- PROBLEM TO WORK ON -
In the entries below, how many lines contain the string "major"? State the number and nothing else.

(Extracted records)

------

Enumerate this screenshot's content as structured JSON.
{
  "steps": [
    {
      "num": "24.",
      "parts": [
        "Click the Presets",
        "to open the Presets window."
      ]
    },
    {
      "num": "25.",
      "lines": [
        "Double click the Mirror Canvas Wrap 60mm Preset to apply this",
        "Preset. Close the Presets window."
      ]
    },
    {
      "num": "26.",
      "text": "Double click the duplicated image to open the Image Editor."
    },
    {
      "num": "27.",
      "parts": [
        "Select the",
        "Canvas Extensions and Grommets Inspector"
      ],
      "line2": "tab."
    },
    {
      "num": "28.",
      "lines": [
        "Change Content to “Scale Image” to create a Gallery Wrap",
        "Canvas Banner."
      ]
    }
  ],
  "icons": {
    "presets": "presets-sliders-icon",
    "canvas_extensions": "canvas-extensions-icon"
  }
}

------

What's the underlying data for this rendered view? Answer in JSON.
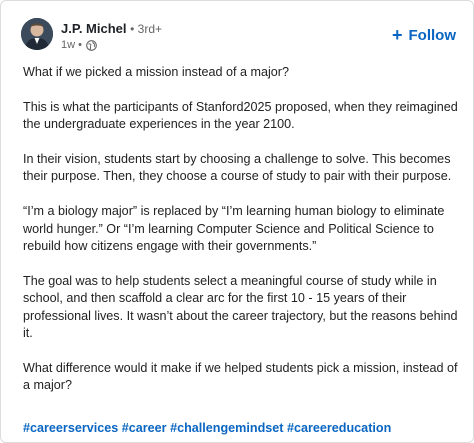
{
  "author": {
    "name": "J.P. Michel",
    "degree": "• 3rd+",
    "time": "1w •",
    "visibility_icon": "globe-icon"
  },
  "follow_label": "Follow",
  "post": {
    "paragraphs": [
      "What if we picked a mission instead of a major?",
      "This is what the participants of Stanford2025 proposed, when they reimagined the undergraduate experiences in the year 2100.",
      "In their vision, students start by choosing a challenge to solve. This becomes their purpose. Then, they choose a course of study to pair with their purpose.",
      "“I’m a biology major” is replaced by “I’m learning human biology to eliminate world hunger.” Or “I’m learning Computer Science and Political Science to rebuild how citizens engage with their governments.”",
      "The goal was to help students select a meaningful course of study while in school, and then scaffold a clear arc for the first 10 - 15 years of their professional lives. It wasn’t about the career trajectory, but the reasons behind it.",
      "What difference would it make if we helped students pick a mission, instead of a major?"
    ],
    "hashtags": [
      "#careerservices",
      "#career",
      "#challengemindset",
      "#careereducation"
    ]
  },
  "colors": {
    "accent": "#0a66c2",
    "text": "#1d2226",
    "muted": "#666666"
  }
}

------

- EXERCISE RESULT -
3